Return the data exactly, with all pictures removed.

Records excerpted from a collection
- Opening Delimiter -
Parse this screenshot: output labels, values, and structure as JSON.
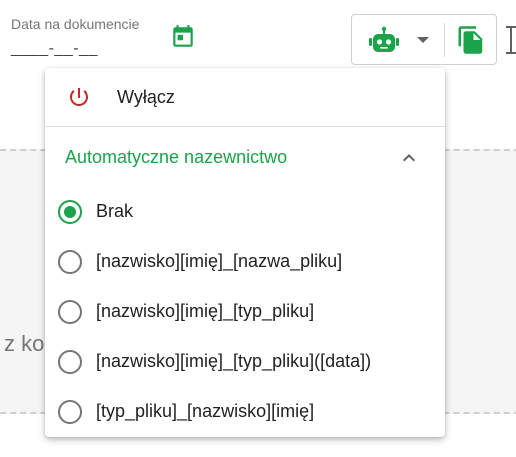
{
  "date_field": {
    "label": "Data na dokumencie",
    "value": "____-__-__",
    "icon": "calendar-icon"
  },
  "toolbar": {
    "robot_icon": "robot-icon",
    "caret_icon": "caret-down-icon",
    "copy_icon": "file-copy-icon"
  },
  "background": {
    "drop_text": "z ko"
  },
  "menu": {
    "off_label": "Wyłącz",
    "off_icon": "power-icon",
    "section_title": "Automatyczne nazewnictwo",
    "section_icon": "chevron-up-icon",
    "options": [
      {
        "label": "Brak",
        "selected": true
      },
      {
        "label": "[nazwisko][imię]_[nazwa_pliku]",
        "selected": false
      },
      {
        "label": "[nazwisko][imię]_[typ_pliku]",
        "selected": false
      },
      {
        "label": "[nazwisko][imię]_[typ_pliku]([data])",
        "selected": false
      },
      {
        "label": "[typ_pliku]_[nazwisko][imię]",
        "selected": false
      }
    ]
  },
  "colors": {
    "accent_green": "#1aa34a",
    "power_red": "#c62828",
    "icon_gray": "#616161"
  }
}
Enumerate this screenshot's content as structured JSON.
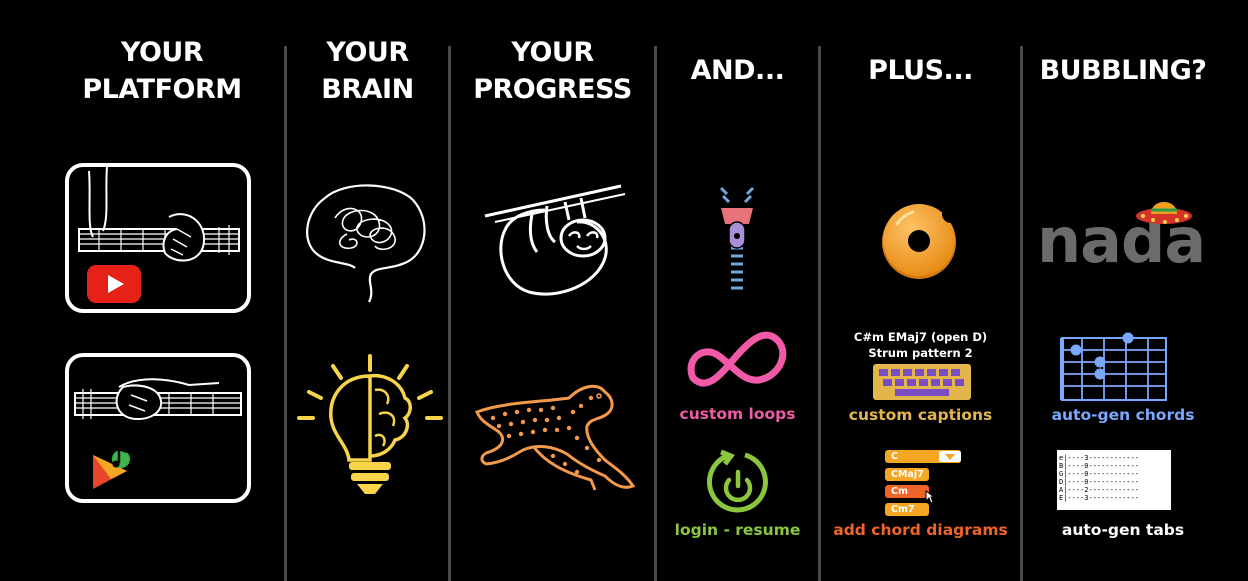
{
  "columns": [
    {
      "id": "platform",
      "title_lines": [
        "YOUR",
        "PLATFORM"
      ]
    },
    {
      "id": "brain",
      "title_lines": [
        "YOUR",
        "BRAIN"
      ]
    },
    {
      "id": "progress",
      "title_lines": [
        "YOUR",
        "PROGRESS"
      ]
    },
    {
      "id": "and",
      "title_lines": [
        "AND..."
      ]
    },
    {
      "id": "plus",
      "title_lines": [
        "PLUS..."
      ]
    },
    {
      "id": "bubbling",
      "title_lines": [
        "BUBBLING?"
      ]
    }
  ],
  "and_column": {
    "loops_caption": "custom loops",
    "login_caption": "login - resume"
  },
  "plus_column": {
    "caption_line1": "C#m  EMaj7 (open D)",
    "caption_line2": "Strum pattern 2",
    "captions_caption": "custom captions",
    "chord_options": [
      "C",
      "CMaj7",
      "Cm",
      "Cm7"
    ],
    "chord_caption": "add chord diagrams"
  },
  "bubbling_column": {
    "nada_text": "nada",
    "chords_caption": "auto-gen chords",
    "tab_lines": [
      "e|----3------------",
      "B|----0------------",
      "G|----0------------",
      "D|----0------------",
      "A|----2------------",
      "E|----3------------"
    ],
    "tabs_caption": "auto-gen tabs"
  },
  "colors": {
    "background": "#000000",
    "divider": "#4a4a4a",
    "loops_pink": "#f05aa6",
    "login_green": "#8cc63f",
    "captions_gold": "#e2b64a",
    "chord_red": "#f0642a",
    "chord_orange": "#f5a623",
    "autogen_blue": "#7aa7ff",
    "bulb_yellow": "#f7d44a",
    "cheetah_orange": "#f39a4a",
    "youtube_red": "#e62117"
  },
  "icons": [
    "youtube-icon",
    "music-app-icon",
    "scribble-brain-icon",
    "lightbulb-brain-icon",
    "sloth-icon",
    "cheetah-icon",
    "zipper-icon",
    "infinity-icon",
    "power-icon",
    "donut-icon",
    "keyboard-icon",
    "sombrero-icon",
    "chord-diagram-icon",
    "tab-sheet-icon"
  ]
}
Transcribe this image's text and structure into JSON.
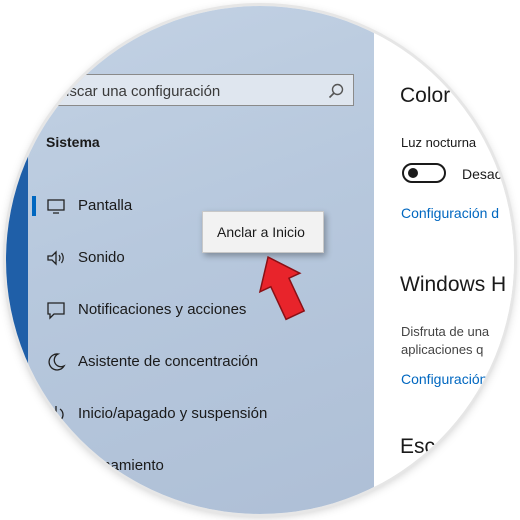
{
  "sidebar": {
    "search_placeholder": "uscar una configuración",
    "section_title": "Sistema",
    "items": [
      {
        "label": "Pantalla",
        "icon": "monitor-icon"
      },
      {
        "label": "Sonido",
        "icon": "speaker-icon"
      },
      {
        "label": "Notificaciones y acciones",
        "icon": "notification-icon"
      },
      {
        "label": "Asistente de concentración",
        "icon": "moon-icon"
      },
      {
        "label": "Inicio/apagado y suspensión",
        "icon": "power-icon"
      },
      {
        "label": "ncenamiento",
        "icon": "storage-icon"
      }
    ]
  },
  "context_menu": {
    "item": "Anclar a Inicio"
  },
  "main": {
    "color_heading": "Color",
    "night_light_label": "Luz nocturna",
    "night_light_state": "Desac",
    "config_link_1": "Configuración d",
    "windows_heading": "Windows H",
    "description_line1": "Disfruta de una",
    "description_line2": "aplicaciones q",
    "config_link_2": "Configuración",
    "esc_heading": "Esc"
  },
  "colors": {
    "accent": "#0067c0",
    "annotation_arrow": "#e8242b",
    "sidebar_bg": "#b7c8dd",
    "window_edge": "#1f5fa8"
  }
}
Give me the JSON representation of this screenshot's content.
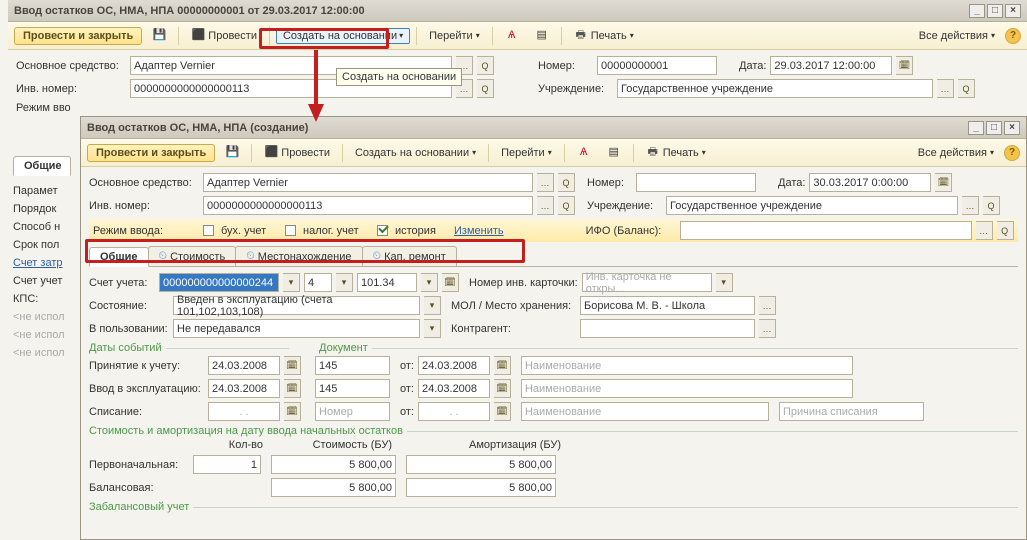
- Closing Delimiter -
Response area:
Parse this screenshot: output labels, values, and structure as JSON.
{
  "date_field": {
    "label": "Data na dokumencie",
    "value": "____-__-__",
    "icon": "calendar-icon"
  },
  "toolbar": {
    "robot_icon": "robot-icon",
    "caret_icon": "caret-down-icon",
    "copy_icon": "file-copy-icon"
  },
  "background": {
    "drop_text": "z ko"
  },
  "menu": {
    "off_label": "Wyłącz",
    "off_icon": "power-icon",
    "section_title": "Automatyczne nazewnictwo",
    "section_icon": "chevron-up-icon",
    "options": [
      {
        "label": "Brak",
        "selected": true
      },
      {
        "label": "[nazwisko][imię]_[nazwa_pliku]",
        "selected": false
      },
      {
        "label": "[nazwisko][imię]_[typ_pliku]",
        "selected": false
      },
      {
        "label": "[nazwisko][imię]_[typ_pliku]([data])",
        "selected": false
      },
      {
        "label": "[typ_pliku]_[nazwisko][imię]",
        "selected": false
      }
    ]
  },
  "colors": {
    "accent_green": "#1aa34a",
    "power_red": "#c62828",
    "icon_gray": "#616161"
  }
}
Enumerate this screenshot's content as structured JSON.
{
  "columns": [
    {
      "id": "platform",
      "title_lines": [
        "YOUR",
        "PLATFORM"
      ]
    },
    {
      "id": "brain",
      "title_lines": [
        "YOUR",
        "BRAIN"
      ]
    },
    {
      "id": "progress",
      "title_lines": [
        "YOUR",
        "PROGRESS"
      ]
    },
    {
      "id": "and",
      "title_lines": [
        "AND..."
      ]
    },
    {
      "id": "plus",
      "title_lines": [
        "PLUS..."
      ]
    },
    {
      "id": "bubbling",
      "title_lines": [
        "BUBBLING?"
      ]
    }
  ],
  "and_column": {
    "loops_caption": "custom loops",
    "login_caption": "login - resume"
  },
  "plus_column": {
    "caption_line1": "C#m  EMaj7 (open D)",
    "caption_line2": "Strum pattern 2",
    "captions_caption": "custom captions",
    "chord_options": [
      "C",
      "CMaj7",
      "Cm",
      "Cm7"
    ],
    "chord_caption": "add chord diagrams"
  },
  "bubbling_column": {
    "nada_text": "nada",
    "chords_caption": "auto-gen chords",
    "tab_lines": [
      "e|----3------------",
      "B|----0------------",
      "G|----0------------",
      "D|----0------------",
      "A|----2------------",
      "E|----3------------"
    ],
    "tabs_caption": "auto-gen tabs"
  },
  "colors": {
    "background": "#000000",
    "divider": "#4a4a4a",
    "loops_pink": "#f05aa6",
    "login_green": "#8cc63f",
    "captions_gold": "#e2b64a",
    "chord_red": "#f0642a",
    "chord_orange": "#f5a623",
    "autogen_blue": "#7aa7ff",
    "bulb_yellow": "#f7d44a",
    "cheetah_orange": "#f39a4a",
    "youtube_red": "#e62117"
  },
  "icons": [
    "youtube-icon",
    "music-app-icon",
    "scribble-brain-icon",
    "lightbulb-brain-icon",
    "sloth-icon",
    "cheetah-icon",
    "zipper-icon",
    "infinity-icon",
    "power-icon",
    "donut-icon",
    "keyboard-icon",
    "sombrero-icon",
    "chord-diagram-icon",
    "tab-sheet-icon"
  ]
}
Transcribe this image's text and structure into JSON.
{
  "sidebar": {
    "search_placeholder": "uscar una configuración",
    "section_title": "Sistema",
    "items": [
      {
        "label": "Pantalla",
        "icon": "monitor-icon"
      },
      {
        "label": "Sonido",
        "icon": "speaker-icon"
      },
      {
        "label": "Notificaciones y acciones",
        "icon": "notification-icon"
      },
      {
        "label": "Asistente de concentración",
        "icon": "moon-icon"
      },
      {
        "label": "Inicio/apagado y suspensión",
        "icon": "power-icon"
      },
      {
        "label": "ncenamiento",
        "icon": "storage-icon"
      }
    ]
  },
  "context_menu": {
    "item": "Anclar a Inicio"
  },
  "main": {
    "color_heading": "Color",
    "night_light_label": "Luz nocturna",
    "night_light_state": "Desac",
    "config_link_1": "Configuración d",
    "windows_heading": "Windows H",
    "description_line1": "Disfruta de una",
    "description_line2": "aplicaciones q",
    "config_link_2": "Configuración",
    "esc_heading": "Esc"
  },
  "colors": {
    "accent": "#0067c0",
    "annotation_arrow": "#e8242b",
    "sidebar_bg": "#b7c8dd",
    "window_edge": "#1f5fa8"
  }
}
Give me the JSON representation of this screenshot's content.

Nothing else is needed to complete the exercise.